**Exercise objective**
Print all entries precisely as they are written.

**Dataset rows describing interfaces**
****************

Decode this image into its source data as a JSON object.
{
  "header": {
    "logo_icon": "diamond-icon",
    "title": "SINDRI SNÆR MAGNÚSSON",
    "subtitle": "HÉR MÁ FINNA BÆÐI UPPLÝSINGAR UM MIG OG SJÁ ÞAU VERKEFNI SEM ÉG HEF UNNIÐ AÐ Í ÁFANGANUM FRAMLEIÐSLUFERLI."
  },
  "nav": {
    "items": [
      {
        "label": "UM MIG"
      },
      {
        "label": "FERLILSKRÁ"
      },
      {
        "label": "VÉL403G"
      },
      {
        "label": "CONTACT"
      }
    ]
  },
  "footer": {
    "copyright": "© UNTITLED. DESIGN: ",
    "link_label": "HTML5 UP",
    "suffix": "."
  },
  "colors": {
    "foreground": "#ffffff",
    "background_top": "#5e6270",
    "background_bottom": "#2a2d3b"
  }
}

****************

**Output below**
Decode this image into its source data as a JSON object.
{
  "header": {
    "logo_icon": "diamond-icon",
    "title": "SINDRI SNÆR MAGNÚSSON",
    "subtitle": "HÉR MÁ FINNA BÆÐI UPPLÝSINGAR UM MIG OG SJÁ ÞAU VERKEFNI SEM ÉG HEF UNNIÐ AÐ Í ÁFANGANUM FRAMLEIÐSLUFERLI."
  },
  "nav": {
    "items": [
      {
        "label": "UM MIG"
      },
      {
        "label": "FERLILSKRÁ"
      },
      {
        "label": "VÉL403G"
      },
      {
        "label": "CONTACT"
      }
    ]
  },
  "footer": {
    "copyright": "© UNTITLED. DESIGN: ",
    "link_label": "HTML5 UP",
    "suffix": "."
  },
  "colors": {
    "foreground": "#ffffff",
    "background_top": "#5e6270",
    "background_bottom": "#2a2d3b"
  }
}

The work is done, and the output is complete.